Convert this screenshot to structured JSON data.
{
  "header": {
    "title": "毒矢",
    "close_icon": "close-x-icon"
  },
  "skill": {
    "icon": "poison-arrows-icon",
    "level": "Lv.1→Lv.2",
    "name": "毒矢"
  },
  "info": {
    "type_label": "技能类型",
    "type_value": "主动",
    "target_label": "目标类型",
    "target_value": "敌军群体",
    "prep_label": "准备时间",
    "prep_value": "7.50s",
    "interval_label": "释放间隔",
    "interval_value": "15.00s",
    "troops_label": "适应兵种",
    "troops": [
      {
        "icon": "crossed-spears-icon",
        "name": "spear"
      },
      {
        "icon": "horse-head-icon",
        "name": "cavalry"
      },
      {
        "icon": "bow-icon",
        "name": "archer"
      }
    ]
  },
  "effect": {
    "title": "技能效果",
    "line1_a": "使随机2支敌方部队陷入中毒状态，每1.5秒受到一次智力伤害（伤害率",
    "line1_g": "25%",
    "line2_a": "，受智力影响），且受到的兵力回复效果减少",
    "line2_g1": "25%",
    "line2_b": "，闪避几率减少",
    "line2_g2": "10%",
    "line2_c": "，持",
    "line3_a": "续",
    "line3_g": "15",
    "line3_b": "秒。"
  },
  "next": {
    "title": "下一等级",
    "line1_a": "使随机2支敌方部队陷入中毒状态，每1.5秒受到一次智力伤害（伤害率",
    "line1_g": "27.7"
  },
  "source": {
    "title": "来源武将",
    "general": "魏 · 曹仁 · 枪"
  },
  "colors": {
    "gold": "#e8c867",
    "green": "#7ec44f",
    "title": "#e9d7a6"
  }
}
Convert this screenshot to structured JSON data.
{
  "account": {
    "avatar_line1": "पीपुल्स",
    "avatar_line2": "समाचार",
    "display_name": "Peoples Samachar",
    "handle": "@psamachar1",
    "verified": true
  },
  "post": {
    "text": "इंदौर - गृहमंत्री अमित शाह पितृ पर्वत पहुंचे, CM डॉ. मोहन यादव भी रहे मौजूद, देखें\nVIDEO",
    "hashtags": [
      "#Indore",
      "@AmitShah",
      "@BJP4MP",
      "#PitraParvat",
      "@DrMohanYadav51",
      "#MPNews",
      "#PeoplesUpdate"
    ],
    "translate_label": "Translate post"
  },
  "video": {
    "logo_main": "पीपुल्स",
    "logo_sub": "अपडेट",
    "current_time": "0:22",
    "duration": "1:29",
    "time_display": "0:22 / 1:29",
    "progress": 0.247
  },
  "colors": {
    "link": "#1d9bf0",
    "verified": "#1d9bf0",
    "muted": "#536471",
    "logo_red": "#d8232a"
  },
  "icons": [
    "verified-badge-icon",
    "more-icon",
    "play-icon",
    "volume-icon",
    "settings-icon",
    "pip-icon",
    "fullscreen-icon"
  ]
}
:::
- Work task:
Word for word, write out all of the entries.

- Answer to the problem:
Convert this screenshot to structured JSON data.
{
  "header": {
    "title": "毒矢",
    "close_icon": "close-x-icon"
  },
  "skill": {
    "icon": "poison-arrows-icon",
    "level": "Lv.1→Lv.2",
    "name": "毒矢"
  },
  "info": {
    "type_label": "技能类型",
    "type_value": "主动",
    "target_label": "目标类型",
    "target_value": "敌军群体",
    "prep_label": "准备时间",
    "prep_value": "7.50s",
    "interval_label": "释放间隔",
    "interval_value": "15.00s",
    "troops_label": "适应兵种",
    "troops": [
      {
        "icon": "crossed-spears-icon",
        "name": "spear"
      },
      {
        "icon": "horse-head-icon",
        "name": "cavalry"
      },
      {
        "icon": "bow-icon",
        "name": "archer"
      }
    ]
  },
  "effect": {
    "title": "技能效果",
    "line1_a": "使随机2支敌方部队陷入中毒状态，每1.5秒受到一次智力伤害（伤害率",
    "line1_g": "25%",
    "line2_a": "，受智力影响），且受到的兵力回复效果减少",
    "line2_g1": "25%",
    "line2_b": "，闪避几率减少",
    "line2_g2": "10%",
    "line2_c": "，持",
    "line3_a": "续",
    "line3_g": "15",
    "line3_b": "秒。"
  },
  "next": {
    "title": "下一等级",
    "line1_a": "使随机2支敌方部队陷入中毒状态，每1.5秒受到一次智力伤害（伤害率",
    "line1_g": "27.7"
  },
  "source": {
    "title": "来源武将",
    "general": "魏 · 曹仁 · 枪"
  },
  "colors": {
    "gold": "#e8c867",
    "green": "#7ec44f",
    "title": "#e9d7a6"
  }
}
Convert this screenshot to structured JSON data.
{
  "account": {
    "avatar_line1": "पीपुल्स",
    "avatar_line2": "समाचार",
    "display_name": "Peoples Samachar",
    "handle": "@psamachar1",
    "verified": true
  },
  "post": {
    "text": "इंदौर - गृहमंत्री अमित शाह पितृ पर्वत पहुंचे, CM डॉ. मोहन यादव भी रहे मौजूद, देखें\nVIDEO",
    "hashtags": [
      "#Indore",
      "@AmitShah",
      "@BJP4MP",
      "#PitraParvat",
      "@DrMohanYadav51",
      "#MPNews",
      "#PeoplesUpdate"
    ],
    "translate_label": "Translate post"
  },
  "video": {
    "logo_main": "पीपुल्स",
    "logo_sub": "अपडेट",
    "current_time": "0:22",
    "duration": "1:29",
    "time_display": "0:22 / 1:29",
    "progress": 0.247
  },
  "colors": {
    "link": "#1d9bf0",
    "verified": "#1d9bf0",
    "muted": "#536471",
    "logo_red": "#d8232a"
  },
  "icons": [
    "verified-badge-icon",
    "more-icon",
    "play-icon",
    "volume-icon",
    "settings-icon",
    "pip-icon",
    "fullscreen-icon"
  ]
}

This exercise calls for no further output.